Web page and app entries:
══════
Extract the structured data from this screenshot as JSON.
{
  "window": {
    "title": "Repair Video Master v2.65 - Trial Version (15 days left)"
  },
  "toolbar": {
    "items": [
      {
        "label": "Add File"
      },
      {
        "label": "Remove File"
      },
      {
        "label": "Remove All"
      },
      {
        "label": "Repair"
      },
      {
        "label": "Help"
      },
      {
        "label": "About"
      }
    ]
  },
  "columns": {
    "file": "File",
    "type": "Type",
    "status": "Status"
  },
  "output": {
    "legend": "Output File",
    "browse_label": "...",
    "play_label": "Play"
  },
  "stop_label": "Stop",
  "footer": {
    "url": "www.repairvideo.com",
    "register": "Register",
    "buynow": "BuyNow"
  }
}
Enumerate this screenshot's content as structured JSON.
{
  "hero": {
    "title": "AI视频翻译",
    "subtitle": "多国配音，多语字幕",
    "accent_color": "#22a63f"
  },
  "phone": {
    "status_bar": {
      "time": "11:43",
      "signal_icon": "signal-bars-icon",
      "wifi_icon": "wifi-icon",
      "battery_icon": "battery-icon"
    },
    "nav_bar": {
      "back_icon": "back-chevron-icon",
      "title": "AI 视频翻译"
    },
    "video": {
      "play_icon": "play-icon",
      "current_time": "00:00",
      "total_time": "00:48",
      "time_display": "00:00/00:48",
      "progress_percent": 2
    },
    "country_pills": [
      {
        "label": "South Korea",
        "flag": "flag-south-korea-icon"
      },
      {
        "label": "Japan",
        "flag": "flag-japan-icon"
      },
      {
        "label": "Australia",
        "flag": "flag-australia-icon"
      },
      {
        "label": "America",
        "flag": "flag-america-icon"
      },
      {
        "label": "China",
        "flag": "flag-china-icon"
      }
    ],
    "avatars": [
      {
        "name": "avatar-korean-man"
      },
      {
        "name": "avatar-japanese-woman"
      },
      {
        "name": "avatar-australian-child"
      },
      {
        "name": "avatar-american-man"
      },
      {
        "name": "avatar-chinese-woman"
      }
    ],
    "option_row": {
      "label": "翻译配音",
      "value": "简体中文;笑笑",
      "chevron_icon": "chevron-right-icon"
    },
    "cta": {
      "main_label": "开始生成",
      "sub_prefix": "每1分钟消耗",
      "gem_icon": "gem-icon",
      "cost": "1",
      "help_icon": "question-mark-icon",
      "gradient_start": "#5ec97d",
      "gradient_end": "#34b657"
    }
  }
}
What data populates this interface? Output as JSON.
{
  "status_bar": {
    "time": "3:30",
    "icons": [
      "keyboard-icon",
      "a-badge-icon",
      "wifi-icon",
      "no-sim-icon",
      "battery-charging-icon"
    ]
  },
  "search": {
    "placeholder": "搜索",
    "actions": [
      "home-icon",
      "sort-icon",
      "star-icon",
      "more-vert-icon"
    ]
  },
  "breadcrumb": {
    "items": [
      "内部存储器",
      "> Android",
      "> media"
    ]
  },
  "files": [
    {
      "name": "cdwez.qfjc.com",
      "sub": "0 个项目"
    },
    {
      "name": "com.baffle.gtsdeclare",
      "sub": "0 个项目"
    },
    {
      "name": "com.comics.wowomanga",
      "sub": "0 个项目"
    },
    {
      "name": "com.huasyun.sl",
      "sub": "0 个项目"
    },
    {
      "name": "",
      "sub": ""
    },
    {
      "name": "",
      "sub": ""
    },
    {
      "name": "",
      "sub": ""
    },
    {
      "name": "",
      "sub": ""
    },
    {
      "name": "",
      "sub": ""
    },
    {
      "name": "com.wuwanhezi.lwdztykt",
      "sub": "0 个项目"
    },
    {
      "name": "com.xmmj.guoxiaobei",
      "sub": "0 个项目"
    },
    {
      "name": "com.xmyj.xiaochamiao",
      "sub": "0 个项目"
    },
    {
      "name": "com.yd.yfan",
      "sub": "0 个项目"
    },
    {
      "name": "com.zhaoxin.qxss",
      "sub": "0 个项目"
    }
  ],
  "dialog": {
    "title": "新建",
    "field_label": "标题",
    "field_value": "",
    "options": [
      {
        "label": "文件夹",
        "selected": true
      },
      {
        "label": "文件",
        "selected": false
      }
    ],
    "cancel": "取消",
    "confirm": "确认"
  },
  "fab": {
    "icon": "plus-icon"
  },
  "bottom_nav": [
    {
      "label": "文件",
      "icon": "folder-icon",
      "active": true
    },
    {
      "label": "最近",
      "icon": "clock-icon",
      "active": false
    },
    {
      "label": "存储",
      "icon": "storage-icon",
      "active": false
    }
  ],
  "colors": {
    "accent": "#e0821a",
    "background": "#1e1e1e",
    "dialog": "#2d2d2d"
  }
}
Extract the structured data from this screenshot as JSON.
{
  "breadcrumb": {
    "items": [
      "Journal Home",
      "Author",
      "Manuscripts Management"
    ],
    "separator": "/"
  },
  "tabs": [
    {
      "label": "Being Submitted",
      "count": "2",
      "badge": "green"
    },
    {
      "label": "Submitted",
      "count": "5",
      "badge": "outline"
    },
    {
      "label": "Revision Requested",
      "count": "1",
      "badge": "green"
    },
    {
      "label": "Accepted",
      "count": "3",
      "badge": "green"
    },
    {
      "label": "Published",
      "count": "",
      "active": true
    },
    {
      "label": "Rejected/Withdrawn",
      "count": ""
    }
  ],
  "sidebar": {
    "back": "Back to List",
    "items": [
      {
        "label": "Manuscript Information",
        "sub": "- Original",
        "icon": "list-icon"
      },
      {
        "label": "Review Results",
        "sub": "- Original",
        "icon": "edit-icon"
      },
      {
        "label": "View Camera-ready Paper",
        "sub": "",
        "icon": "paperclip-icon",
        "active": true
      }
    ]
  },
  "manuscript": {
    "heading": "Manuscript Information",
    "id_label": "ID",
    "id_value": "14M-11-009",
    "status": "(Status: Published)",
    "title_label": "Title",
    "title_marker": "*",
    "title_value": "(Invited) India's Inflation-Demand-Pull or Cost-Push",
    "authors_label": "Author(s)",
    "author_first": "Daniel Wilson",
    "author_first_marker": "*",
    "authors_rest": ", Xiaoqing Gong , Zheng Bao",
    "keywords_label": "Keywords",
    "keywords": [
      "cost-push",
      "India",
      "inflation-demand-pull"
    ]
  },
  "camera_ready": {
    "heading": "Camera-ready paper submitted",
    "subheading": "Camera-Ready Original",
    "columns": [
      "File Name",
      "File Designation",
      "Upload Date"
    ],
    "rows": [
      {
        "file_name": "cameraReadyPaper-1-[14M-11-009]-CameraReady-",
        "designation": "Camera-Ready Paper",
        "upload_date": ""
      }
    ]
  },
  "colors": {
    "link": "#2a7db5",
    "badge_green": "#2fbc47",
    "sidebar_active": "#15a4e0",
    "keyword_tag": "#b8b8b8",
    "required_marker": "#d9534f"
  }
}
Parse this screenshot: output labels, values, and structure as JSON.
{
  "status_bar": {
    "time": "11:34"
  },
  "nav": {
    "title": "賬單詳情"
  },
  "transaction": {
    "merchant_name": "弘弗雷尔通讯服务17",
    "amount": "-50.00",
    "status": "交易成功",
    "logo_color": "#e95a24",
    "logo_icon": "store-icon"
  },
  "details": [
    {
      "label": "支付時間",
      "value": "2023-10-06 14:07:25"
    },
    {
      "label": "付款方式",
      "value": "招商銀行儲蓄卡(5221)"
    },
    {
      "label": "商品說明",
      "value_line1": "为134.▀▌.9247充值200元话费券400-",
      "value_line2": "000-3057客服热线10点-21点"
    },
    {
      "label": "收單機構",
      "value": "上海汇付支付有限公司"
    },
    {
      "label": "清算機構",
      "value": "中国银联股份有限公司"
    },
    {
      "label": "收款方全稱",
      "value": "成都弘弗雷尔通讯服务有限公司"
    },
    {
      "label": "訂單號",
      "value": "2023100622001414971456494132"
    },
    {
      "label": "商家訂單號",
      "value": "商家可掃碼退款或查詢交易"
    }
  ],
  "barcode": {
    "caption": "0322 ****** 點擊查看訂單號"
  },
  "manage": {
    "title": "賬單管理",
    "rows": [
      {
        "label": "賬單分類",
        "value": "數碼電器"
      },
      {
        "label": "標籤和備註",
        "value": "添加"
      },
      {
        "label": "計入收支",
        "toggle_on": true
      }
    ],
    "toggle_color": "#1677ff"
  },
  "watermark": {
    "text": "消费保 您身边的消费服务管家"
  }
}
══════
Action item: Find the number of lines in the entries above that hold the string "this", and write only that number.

Response: 5